The Wet Tropics World Heritage Area (the Area) is one of the most remarkable places on earth. Spread along 450km of rugged Tropical North Queensland coastline between Cooktown and Townsville, the Area is home to ancient remnants of the Gondwanan forest that once covered the Australian continent.
In 1988 Australian and international experts assessed the Wet Tropics, within the Wet Tropics bioregion, as being of Outstanding Universal Value, meeting all four natural heritage criteria for World Heritage listing as it:
- represents a major stage of the earth's evolutionary history
- is an outstanding example of ongoing ecological and biological processes
- contains superlative natural phenomena
- contains the most important natural habitats for conservation of biological diversity.
While mostly rainforest, this stunning landscape features diverse habitats including open forests, woodlands, wetlands and mangroves.
It is listed as the second most irreplaceable natural World Heritage site on earth by the International Union for the Conservation of Nature (IUCN).
The Wet Tropics has provided a safe haven for the evolution of species over millions of years and is a refuge for ancient songbirds, from which two-thirds of the world’s birdlife today are descendants. It is also home to the musky rat-kangaroo, the oldest surviving member of the kangaroo and wallaby family.
We are still discovering new species within the World Heritage Area, which supports the highest level of biodiversity of any region in Australia. At last count, more than 3,300 species of plants and more than 700 species of vertebrate animals call the Wet Tropics home. This includes more than 700 species of endemic plants and at least 88 species of vertebrate animals found nowhere else on earth.

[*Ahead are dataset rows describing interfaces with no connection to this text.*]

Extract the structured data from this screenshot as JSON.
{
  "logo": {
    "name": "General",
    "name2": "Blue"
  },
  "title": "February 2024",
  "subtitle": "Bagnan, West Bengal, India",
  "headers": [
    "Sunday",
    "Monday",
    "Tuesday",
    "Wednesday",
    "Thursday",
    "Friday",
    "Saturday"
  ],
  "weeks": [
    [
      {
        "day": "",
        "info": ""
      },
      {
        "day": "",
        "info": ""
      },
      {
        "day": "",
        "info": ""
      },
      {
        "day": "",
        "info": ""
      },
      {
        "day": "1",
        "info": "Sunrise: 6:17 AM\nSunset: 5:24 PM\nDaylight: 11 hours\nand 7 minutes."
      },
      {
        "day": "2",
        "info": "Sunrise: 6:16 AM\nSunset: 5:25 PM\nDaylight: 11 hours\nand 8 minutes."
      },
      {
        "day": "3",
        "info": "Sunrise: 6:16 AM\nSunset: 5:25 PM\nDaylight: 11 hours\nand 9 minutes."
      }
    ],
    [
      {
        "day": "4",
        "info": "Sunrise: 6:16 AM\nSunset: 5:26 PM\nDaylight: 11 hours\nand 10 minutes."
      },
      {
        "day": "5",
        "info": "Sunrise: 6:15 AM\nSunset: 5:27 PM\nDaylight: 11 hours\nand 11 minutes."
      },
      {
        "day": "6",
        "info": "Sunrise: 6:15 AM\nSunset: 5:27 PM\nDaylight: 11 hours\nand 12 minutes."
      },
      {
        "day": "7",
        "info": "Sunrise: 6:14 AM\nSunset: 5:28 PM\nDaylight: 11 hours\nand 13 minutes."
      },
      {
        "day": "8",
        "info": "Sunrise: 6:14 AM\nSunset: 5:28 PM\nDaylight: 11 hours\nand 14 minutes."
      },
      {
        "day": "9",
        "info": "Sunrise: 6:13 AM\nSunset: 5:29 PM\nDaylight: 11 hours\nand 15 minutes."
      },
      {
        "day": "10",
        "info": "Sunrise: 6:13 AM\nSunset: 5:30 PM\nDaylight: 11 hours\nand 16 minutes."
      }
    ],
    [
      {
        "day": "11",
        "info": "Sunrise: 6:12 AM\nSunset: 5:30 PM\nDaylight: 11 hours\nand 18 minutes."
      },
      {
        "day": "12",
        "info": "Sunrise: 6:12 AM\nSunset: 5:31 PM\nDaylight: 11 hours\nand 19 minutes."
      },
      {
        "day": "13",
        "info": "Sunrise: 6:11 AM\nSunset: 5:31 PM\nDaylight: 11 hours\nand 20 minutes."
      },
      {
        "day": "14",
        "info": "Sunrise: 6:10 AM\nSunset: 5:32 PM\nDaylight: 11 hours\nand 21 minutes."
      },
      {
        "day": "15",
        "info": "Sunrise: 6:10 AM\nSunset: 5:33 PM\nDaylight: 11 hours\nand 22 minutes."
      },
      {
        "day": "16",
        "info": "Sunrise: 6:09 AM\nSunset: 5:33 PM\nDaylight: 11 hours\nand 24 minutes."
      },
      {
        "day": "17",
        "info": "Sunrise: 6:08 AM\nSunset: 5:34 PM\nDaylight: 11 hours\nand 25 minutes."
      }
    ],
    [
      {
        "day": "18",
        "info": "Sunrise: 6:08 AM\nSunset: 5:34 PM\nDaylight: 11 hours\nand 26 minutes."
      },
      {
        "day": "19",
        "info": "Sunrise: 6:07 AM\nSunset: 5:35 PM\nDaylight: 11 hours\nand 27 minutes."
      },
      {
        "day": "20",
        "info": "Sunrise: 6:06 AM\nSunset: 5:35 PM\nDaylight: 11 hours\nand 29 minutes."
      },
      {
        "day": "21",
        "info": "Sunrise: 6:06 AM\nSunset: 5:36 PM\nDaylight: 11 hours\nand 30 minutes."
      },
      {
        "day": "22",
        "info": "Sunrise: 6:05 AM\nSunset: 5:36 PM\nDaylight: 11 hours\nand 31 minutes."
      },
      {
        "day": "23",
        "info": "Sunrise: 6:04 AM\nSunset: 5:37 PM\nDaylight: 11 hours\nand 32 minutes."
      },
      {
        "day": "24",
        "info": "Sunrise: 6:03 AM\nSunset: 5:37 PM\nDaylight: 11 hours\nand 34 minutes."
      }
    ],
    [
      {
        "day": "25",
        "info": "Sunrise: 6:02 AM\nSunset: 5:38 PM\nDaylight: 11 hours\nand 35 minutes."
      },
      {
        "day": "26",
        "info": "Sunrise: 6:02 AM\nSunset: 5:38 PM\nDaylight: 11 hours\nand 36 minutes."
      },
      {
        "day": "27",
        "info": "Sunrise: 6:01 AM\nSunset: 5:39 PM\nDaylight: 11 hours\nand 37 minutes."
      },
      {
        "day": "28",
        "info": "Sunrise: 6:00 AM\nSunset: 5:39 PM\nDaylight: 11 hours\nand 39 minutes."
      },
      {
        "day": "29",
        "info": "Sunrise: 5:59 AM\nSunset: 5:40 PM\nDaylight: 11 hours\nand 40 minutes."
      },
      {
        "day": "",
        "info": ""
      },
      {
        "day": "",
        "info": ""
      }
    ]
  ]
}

Rainforest Aboriginal Peoples are the Traditional Custodians of the Wet Tropics and surrounding areas and have been living in and caring for its diverse habitats for thousands of years. They have unique cultural responsibilities, rights and interests in this rich cultural landscape. Rainforest Aboriginal Peoples of the Wet Tropics are extraordinarily diverse and represent at least 20 tribal groups, 120 clans and eight language groups—currently more than 20,000 people hold ongoing traditional connections to land in the Area.
In 2012, Australia’s National Heritage List recognised the Area for its Aboriginal cultural values, including the distinctiveness of Rainforest Aboriginal traditions, their land management techniques and the technical innovation and expertise needed to process food, in particular toxic plants.
Queensland Parks and Wildlife Service is one of several agencies involved in managing and protecting the Wet Tropics World Heritage Area, with the Wet Tropics Management Authority responsible for overall planning to ensure this superb part of Queensland is protected for the world, guided by the best available science.